For the Season One finale, Whedon decided to go for broke and do something edgy. He fast forwarded to the future, where the doll tech had destroyed the world, and decided to focus on Echo and her band of rebels. Fox (the station airing the show) didn’t go for this concept however, and the show never aired on TV (you can find the episode on DVD). Midway through Season 2, when it was clear that Dollhouse wasn’t going to survive, Joss decided to end the show in the same way: with a post-apocalyptic flash forward. That episode did air on TV.

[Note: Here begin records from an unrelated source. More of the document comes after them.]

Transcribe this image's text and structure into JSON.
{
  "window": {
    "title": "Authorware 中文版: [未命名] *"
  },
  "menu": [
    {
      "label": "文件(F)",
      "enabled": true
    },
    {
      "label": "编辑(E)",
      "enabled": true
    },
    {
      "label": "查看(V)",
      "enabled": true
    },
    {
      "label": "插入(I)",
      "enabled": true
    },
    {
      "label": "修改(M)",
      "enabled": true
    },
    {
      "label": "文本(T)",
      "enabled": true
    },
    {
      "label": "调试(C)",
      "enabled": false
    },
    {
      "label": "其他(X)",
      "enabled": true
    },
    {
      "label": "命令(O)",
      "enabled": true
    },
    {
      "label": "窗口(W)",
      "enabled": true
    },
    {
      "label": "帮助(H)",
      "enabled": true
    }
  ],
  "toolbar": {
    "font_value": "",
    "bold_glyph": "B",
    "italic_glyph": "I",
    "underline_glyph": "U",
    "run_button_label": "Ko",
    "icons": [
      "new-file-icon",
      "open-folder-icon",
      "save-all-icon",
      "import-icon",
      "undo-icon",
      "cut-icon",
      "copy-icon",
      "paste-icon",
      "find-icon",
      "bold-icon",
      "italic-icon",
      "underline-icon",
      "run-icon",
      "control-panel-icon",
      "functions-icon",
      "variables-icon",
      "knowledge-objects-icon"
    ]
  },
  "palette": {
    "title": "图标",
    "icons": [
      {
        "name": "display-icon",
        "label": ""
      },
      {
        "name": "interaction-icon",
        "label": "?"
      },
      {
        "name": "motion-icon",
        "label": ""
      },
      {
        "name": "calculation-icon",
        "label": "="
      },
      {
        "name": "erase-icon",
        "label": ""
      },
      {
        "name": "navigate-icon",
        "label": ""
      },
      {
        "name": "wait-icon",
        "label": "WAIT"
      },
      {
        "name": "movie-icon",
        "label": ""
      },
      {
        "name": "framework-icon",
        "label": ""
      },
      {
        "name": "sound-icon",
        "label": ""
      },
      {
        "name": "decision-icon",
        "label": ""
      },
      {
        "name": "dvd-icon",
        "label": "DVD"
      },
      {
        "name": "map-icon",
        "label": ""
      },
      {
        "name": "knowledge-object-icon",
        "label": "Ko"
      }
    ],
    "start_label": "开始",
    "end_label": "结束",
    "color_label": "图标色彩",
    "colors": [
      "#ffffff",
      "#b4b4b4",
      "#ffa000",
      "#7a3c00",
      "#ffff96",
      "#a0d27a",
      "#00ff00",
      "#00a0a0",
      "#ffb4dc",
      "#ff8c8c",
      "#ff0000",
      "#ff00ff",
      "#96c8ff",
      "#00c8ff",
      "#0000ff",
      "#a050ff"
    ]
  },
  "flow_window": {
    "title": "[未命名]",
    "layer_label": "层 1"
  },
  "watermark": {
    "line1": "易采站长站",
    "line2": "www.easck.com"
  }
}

Spoiler Alert for the Dollhouse series finale: I hated it. While it was creative, and risky, we knew so little about those characters that all of the stuff that happened to them didn’t resonate with me at all. So-and-so died and Echo is devastated? Good (or rather bad) for her, but why the bleep should I care? In the regular timeline of the show, I never even got to see them together! The “edginess” of that finale didn’t erase the fact that we didn’t know who those characters were—and will never know who they were. Dollhouse was just a collection of Joss’s shock moments without any of the emotional resonance that those moments evoked in his other shows, where, you know, we actually knew the characters.
I thought a lot about that Dollhouse finale while watching this episode of Fringe, because this episode did something similar: it jumped forward to a drastically different time, where a lot of bs happened that we didn’t see, putting our characters in a completely different headspace. But with this Fringe episode, it worked. It worked really well.
It worked because we’ve had 4 seasons to get to know these characters, and we know them well. It worked because Fringe always pulls out big guns and shifts universes on us, so we’re accustomed to big changes and can adapt easier. And best of all, this episode isn’t a finale: it’s setup for the future direction of the show (at the very least, they’ll have at least one more episode with this plotline).
This episode flawlessly introduced new characters that I’m already heavily invested in (Henry Ian Cusick, why were you so frigging hot in this episode?! I never was really that attracted to Desmond on Lost so drooling over his face now is blowing my mind) as well as introducing a plot (I was very entertained by the Terminator-esque opening text) that I’m also really invested in.
I was (obviously) very disappointed with the direction that Dollhouse took. Thank you Fringe, for reminding me that I’m not against dramatic shifts in plot and tone per se, but only when they’re done poorly.
So let’s talk about some of the stuff that actually happened in this mind-blowing episode! First off, I’m worried that the brain cell Simon and Etta injected into Walter is making him a little too evil. I didn’t like the way he shut Simon down when Simon was waxing poetic about the revolution, since that is totally not how Walter rolls. Also thought it was really creepy how he just up and left Bell encased in the amber. I’m not looking forward to see this evil streak develop in our dear Walter.
Even though I immediately knew that Etta was Peter and Olivia’s child, I still cried when Peter realized she was his daughter and hugged her. Reunions make me sappy, apparently. But the big question is: where the bleep is Olivia Dunham? Did September’s prediction come true; is Olivia dead? Adding to the dead!Olivia worry was the used bullet Etta was wearing as a necklace. What happened? And related: where’s Lincoln? And Altlivia? Did they get together? Are they still alive? I can’t wait to see more of this weird, dystopian future.